> [Directions for this task]: In the entries below, spot each line with the word "layout" and copy it.

Component data from apps and pages

'''

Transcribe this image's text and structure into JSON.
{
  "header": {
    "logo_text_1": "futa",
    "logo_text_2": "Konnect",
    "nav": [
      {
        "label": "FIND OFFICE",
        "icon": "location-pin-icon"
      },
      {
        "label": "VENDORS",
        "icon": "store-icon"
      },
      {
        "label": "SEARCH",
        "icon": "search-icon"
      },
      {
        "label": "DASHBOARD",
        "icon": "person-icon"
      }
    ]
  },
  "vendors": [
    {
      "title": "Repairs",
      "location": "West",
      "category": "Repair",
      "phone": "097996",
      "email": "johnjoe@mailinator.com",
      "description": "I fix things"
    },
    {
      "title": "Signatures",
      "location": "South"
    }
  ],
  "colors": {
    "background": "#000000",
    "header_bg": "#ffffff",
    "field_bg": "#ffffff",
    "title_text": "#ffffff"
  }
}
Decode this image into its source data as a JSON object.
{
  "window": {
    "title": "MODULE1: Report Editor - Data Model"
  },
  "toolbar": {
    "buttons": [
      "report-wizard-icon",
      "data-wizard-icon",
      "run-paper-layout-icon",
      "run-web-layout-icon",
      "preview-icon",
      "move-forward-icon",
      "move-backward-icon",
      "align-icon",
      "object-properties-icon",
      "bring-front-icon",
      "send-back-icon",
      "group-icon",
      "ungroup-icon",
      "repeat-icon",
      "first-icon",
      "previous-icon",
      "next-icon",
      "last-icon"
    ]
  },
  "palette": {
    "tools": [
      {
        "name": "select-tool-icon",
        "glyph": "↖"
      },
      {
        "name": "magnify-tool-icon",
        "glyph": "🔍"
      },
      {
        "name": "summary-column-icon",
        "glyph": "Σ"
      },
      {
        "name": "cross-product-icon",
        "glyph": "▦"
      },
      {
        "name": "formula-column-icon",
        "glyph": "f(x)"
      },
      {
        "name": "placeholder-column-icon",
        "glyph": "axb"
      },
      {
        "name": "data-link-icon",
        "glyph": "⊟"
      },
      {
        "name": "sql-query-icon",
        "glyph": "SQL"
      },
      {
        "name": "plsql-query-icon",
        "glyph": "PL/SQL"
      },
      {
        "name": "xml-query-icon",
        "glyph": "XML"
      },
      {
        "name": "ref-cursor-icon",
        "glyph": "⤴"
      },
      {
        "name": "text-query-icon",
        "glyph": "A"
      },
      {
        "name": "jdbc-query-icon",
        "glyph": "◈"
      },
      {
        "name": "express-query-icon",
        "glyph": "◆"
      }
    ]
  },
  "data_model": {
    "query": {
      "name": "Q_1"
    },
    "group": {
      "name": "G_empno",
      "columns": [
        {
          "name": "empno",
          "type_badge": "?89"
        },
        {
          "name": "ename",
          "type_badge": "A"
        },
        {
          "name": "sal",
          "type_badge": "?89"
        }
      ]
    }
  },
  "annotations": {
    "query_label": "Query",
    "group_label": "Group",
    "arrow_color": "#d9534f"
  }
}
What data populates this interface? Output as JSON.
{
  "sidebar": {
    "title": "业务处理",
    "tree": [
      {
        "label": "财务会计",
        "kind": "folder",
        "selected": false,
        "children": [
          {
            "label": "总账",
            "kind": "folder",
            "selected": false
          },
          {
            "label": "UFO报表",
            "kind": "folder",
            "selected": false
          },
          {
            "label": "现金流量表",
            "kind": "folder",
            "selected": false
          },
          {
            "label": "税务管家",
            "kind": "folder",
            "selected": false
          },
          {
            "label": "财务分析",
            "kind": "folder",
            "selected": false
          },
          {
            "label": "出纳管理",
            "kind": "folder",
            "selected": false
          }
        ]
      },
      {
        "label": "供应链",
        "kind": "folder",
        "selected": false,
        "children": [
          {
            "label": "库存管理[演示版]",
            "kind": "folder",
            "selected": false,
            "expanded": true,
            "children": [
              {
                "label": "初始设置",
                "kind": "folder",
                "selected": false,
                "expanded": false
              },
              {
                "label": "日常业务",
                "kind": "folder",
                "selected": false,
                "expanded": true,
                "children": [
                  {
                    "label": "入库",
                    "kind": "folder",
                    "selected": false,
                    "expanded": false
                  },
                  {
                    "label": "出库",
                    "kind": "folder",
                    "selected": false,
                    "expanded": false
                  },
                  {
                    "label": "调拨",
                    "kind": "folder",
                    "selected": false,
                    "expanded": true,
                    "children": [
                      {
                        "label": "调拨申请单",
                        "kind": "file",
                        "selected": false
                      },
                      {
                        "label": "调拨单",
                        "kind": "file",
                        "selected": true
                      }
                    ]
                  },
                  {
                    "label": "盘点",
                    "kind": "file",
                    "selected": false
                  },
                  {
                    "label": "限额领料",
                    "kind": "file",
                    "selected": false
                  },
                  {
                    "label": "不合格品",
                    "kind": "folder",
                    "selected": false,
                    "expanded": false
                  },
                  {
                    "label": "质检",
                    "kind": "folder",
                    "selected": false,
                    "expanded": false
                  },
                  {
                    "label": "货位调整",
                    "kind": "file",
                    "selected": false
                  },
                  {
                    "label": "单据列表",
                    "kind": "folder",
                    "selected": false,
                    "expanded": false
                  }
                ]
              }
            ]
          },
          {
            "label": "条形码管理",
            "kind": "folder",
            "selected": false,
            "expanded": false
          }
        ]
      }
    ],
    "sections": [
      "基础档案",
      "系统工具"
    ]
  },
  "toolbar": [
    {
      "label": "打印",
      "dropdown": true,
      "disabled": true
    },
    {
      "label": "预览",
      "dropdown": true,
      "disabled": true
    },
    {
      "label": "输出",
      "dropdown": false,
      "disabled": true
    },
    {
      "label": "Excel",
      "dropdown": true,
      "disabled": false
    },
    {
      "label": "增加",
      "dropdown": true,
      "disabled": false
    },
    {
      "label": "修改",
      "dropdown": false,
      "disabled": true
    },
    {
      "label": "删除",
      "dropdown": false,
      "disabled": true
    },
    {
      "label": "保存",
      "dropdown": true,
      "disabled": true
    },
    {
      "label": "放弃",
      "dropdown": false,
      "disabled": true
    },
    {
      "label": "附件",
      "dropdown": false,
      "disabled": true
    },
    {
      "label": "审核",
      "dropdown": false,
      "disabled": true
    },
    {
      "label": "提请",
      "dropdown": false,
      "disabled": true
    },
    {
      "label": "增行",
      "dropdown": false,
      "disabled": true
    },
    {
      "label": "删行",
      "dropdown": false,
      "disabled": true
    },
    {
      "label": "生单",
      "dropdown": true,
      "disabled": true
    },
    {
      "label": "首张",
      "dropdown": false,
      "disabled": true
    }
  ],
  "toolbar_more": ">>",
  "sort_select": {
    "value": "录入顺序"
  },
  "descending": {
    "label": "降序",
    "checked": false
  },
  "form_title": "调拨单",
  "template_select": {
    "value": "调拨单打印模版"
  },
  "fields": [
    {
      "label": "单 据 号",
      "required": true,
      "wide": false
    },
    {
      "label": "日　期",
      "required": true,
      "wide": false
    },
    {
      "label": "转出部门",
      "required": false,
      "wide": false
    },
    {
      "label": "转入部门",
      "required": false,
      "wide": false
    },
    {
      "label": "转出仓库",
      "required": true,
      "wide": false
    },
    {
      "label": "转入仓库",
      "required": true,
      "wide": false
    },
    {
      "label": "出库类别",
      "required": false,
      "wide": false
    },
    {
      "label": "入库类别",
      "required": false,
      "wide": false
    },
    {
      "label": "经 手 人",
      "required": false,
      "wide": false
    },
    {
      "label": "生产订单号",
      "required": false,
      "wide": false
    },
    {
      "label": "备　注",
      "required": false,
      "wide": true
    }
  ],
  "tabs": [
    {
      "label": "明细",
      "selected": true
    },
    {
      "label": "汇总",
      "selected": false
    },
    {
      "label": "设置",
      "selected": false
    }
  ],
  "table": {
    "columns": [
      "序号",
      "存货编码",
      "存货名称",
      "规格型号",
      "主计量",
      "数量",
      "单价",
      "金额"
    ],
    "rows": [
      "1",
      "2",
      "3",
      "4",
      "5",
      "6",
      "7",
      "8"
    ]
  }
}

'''

> [Solution to the exercise]:
      "run-paper-layout-icon",
      "run-web-layout-icon",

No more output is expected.